Rebekah Vardy, in real life. (Maybe Sandra Bullock in reel life?)

The Wagatha Christie case—you know, wife of one soccer star accuses wife of another soccer star of leaking posts from her private Instagram account, is then sued by the accused leaker for libel, but ultimately (a week ago) prevails in court—is going to be a television drama, courtesy of Blueprint Pictures, which created A Very English Scandal and A Very British Scandal. “The company is one of a slew of TV and film producers circling the story, which came to a head … when a judge ruled that [Coleen] Rooney, 36, was right to accuse [Rebekah] Vardy, 40, of leaking stories about her private life to The Sun,” reported The Times of London. “The quarrel began in 2019 when Rooney said she had carried out a months-long sting operation to gather evidence of Vardy leaking stories.” Vardy’s subsequent defamation lawsuit against Rooney was regarded as ill advised by some, who have now been proven right. (“Wagatha Christie,” by the way, is a combination of the mystery writer’s name and “WAG”—wives and girlfriends of professional athletes.)

The newspaper also said that “Rooney [was] considering action over misuse of private information and a breach of data protection laws. Vardy was also said to be weighing up an appeal against [the] ruling.” We’re just looking forward to the series, and the pivotal scene where Vardy’s cell phone, which might or might not have contained incriminating evidence, is mysteriously lost in the rough seas off the coast of Scotland (errant wave).

Italy’s tax police have reportedly seized assets worth $142 million from Lanfranco Cirillo, architect to the oligarchs—and to Vladimir Putin. The 63-year-old Cirillo “had a helicopter, luxurious homes, huge piles of cash and jewellery seized after he allegedly broke Italian tax rules,” said the Daily Mail. “Italian police also confiscated works of modern and contemporary art by famous artists such as Picasso, Kandinsky, De Chirico and Cezanne.”

Cirillo designed the $1.2 billion Black Sea estate known as “Putin’s Palace.” Amenities in and around the 191,000-square-foot bungalow are said to include a casino, helipad, spa, hookah bar, arboretum, strip club, theater, the requisite ice palace, and something tantalizingly called an akvadiskoteka (aquatic disco). How do you say “carte blanche” in Russian?
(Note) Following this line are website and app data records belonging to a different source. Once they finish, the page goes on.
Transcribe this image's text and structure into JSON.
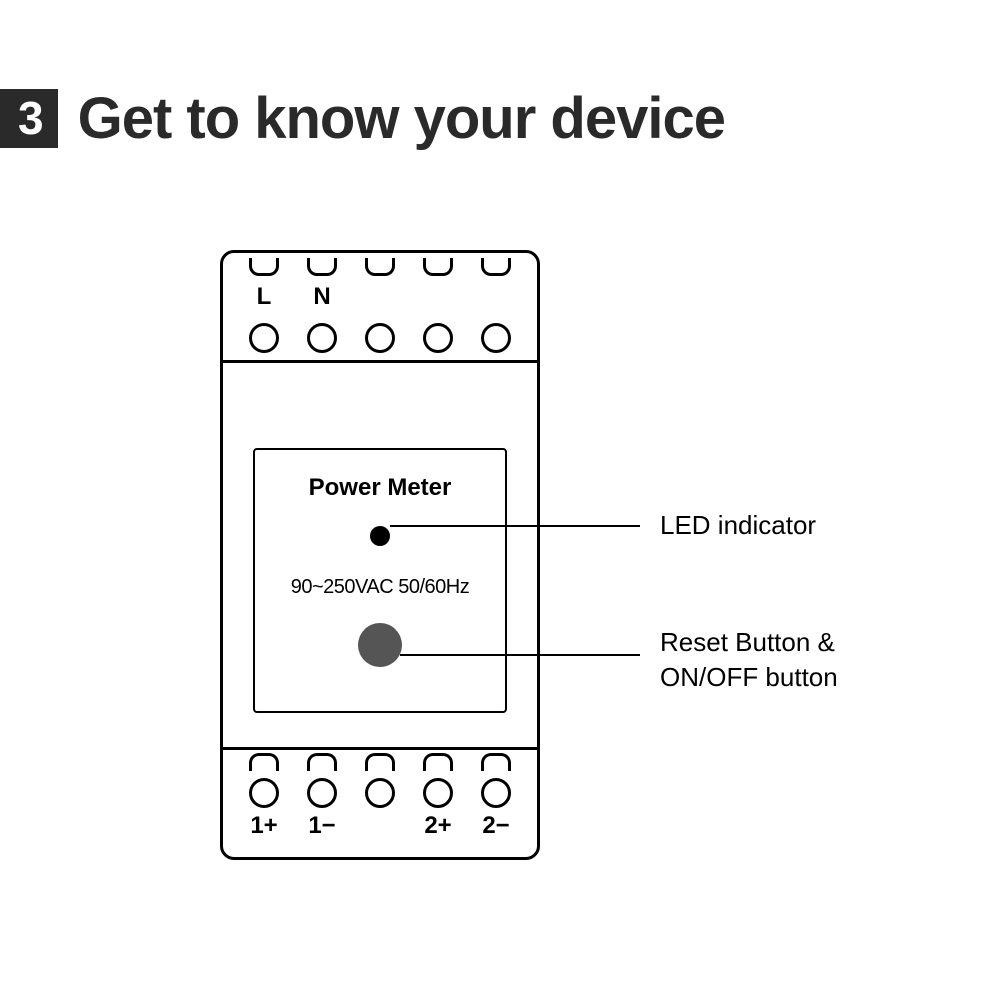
{
  "section": {
    "number": "3",
    "title": "Get to know your device"
  },
  "device": {
    "top_labels": {
      "L": "L",
      "N": "N"
    },
    "panel_title": "Power Meter",
    "spec": "90~250VAC 50/60Hz",
    "bottom_labels": {
      "one_plus": "1+",
      "one_minus": "1−",
      "two_plus": "2+",
      "two_minus": "2−"
    }
  },
  "callouts": {
    "led": "LED indicator",
    "reset_line1": "Reset Button &",
    "reset_line2": "ON/OFF button"
  }
}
And how about in Italian?

Let’s say you’re Asia’s richest woman, and you lose $11 billion … but you’re still Asia’s richest woman. Could things be worse? Look around: they could. Yang Huiyan, whose father had transferred his shares in Country Garden, his property-development company, and turned her into the majority shareholder, “saw her net worth plunge by more than 52% to $11.3bn from $23.7bn a year ago, according to the Bloomberg Billionaires Index,” reported The Guardian. The latest casualty in China’s real-estate crisis is now “barely holding on to [her] title, with chemical fibres tycoon Fan Hongwei a close runner-up with a net worth of $11.2bn.”

Father Mattia Bernasconi, doing his thing.
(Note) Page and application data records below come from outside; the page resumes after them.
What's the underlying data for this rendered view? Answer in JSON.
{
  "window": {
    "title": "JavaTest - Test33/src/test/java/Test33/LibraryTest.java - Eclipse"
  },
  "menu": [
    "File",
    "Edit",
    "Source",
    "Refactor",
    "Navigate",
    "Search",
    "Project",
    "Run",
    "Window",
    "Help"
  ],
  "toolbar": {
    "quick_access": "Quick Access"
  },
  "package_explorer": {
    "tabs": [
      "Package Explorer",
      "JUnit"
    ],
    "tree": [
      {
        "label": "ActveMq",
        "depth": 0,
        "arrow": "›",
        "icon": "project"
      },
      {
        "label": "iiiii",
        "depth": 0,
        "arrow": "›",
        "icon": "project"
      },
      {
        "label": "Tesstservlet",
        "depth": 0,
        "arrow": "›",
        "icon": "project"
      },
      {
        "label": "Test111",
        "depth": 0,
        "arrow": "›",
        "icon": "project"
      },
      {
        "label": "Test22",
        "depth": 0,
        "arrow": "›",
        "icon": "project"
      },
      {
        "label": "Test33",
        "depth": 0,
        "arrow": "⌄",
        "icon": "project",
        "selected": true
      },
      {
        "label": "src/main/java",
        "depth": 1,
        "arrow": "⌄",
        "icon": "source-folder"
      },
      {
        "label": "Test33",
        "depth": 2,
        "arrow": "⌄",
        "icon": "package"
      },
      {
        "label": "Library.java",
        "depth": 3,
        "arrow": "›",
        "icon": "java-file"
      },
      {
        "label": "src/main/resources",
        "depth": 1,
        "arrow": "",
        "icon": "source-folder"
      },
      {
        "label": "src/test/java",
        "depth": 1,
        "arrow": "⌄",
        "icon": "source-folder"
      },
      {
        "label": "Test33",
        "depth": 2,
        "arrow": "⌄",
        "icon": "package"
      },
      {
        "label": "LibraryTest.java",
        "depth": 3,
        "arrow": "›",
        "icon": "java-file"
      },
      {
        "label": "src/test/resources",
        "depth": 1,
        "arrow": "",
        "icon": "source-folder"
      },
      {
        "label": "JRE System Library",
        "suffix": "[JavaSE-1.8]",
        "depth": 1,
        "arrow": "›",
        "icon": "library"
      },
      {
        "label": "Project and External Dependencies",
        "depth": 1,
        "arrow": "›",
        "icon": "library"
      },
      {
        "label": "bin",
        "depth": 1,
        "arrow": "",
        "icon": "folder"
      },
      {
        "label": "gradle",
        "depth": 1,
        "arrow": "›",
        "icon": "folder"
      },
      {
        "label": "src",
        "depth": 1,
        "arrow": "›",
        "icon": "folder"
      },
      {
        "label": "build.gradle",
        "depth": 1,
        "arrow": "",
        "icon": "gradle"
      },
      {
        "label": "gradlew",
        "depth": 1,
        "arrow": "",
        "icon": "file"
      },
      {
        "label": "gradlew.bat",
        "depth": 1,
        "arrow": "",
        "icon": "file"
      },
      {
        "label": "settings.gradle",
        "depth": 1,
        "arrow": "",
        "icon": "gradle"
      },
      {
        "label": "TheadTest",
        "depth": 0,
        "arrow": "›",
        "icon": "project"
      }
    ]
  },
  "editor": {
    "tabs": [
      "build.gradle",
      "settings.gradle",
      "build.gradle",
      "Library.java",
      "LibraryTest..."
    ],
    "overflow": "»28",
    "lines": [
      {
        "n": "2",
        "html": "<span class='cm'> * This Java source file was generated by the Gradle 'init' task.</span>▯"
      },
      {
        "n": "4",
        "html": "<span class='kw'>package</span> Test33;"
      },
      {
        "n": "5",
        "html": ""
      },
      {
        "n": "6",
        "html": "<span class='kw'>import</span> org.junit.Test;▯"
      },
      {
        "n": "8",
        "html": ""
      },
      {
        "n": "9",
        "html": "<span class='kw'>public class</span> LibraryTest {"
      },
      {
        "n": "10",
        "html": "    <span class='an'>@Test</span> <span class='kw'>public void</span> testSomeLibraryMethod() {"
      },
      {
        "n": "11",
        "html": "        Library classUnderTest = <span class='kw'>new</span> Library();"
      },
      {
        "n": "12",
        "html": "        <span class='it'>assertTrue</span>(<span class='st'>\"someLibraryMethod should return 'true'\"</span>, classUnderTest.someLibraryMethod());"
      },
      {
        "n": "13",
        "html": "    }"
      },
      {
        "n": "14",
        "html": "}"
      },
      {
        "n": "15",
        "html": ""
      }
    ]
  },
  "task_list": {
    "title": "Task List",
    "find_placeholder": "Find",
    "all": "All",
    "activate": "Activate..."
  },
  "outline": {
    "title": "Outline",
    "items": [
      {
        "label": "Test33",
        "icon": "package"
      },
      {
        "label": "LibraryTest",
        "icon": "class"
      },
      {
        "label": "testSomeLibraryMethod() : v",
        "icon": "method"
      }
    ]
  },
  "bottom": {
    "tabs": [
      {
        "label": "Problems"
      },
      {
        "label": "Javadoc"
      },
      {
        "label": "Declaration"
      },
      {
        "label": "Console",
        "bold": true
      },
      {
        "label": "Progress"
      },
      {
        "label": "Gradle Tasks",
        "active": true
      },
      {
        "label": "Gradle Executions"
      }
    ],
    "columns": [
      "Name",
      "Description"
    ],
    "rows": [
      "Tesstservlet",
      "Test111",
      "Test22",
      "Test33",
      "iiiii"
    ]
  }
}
Italian authorities are investigating a priest for “offence to a religious confession” after he celebrated Mass in the sea using an inflatable mattress as an altar. “Father Mattia Bernasconi, 36, from the archdiocese of Milan, said he had planned to hold Sunday’s ceremony among the trees by the beach in Crotone, southern Italy, after he had been helping with a week-long summer camp for high school students,” reported The Guardian. “However, having failed to find shade from the searing heat, Bernasconi said a nearby family offered the use of the inflatable mattress and the priest took to the water, conducting the service with everyone— himself included—in swimsuits.”

The photos went viral, as might be expected. “Bernasconi defended his actions on Wednesday,” said the newspaper, “while apologising for any offence, saying his behaviour was ‘perhaps imprudent’, adding he would not do it again.”

Russians largely banned from traveling in Europe have discovered Iran, none more enthusiastically than bloggers and influencers, who sign up for tour groups with a professional photographer to capture them posing “at Instagrammable sites such as the Shah Cheragh mosque and the Pink Mosque—both in Shiraz—and the ruins of Persepolis,” according to The Times of London.

“At a surface level,” noted the newspaper, these tours “reflect the burgeoning ties between Moscow and Tehran as the Kremlin finds itself isolated on the world stage.” Naturally, Vladimir Putin, in a sense Russia’s leading influencer, traveled to Tehran himself just last month, although no selfies of him preening in front of Chogha Zanbil in leather pants and personalized tees have surfaced—at press time.

A “Marianne” stamp, created by street artist YZ.

France’s red postage stamp of “Marianne,” the symbol of the republic, has been around for some 150 years, and during half that time the image has been re-interpreted at the behest of whoever happened to be president. “Emmanuel Macron’s version, by the Franco-British street artist Yseult Digan in 2018, cast her as a fighting feminist with ‘the freedom of femininity which expresses itself without hiding,’ as the president described it,” said The Times of London. But “the decision by La Poste to end the next-day delivery service that carries Marianne has provoked nostalgia and grumbling,” reported the newspaper. “The service will be replaced by a ‘virtual e-letter’, which is sent via the internet or a visit to the post office, then printed near its destination and delivered. Thousands of tonnes of carbon and millions of euros will be saved, La Poste says.”

“Red Marianne” is on her way out, and The Times noted that while “a green Marianne will survive for a while as the second-class stamp.... La Poste wants to kill that too with ‘virtual stamps’. These are a set of numbers and letters the customer then copies by hand on to the envelope.” Plus ça change, etc.? No, for better or worse, this hardly sounds like la même chose. —George Kalogerakis

George Kalogerakis, one of the original editor-writers at Spy, later worked for Vanity Fair, New York, and The New York Times, where he was deputy op-ed editor. A co-author of Spy: The Funny Years and co-editor of Disunion: A History of the Civil War, he is a Writer at Large for AIR MAIL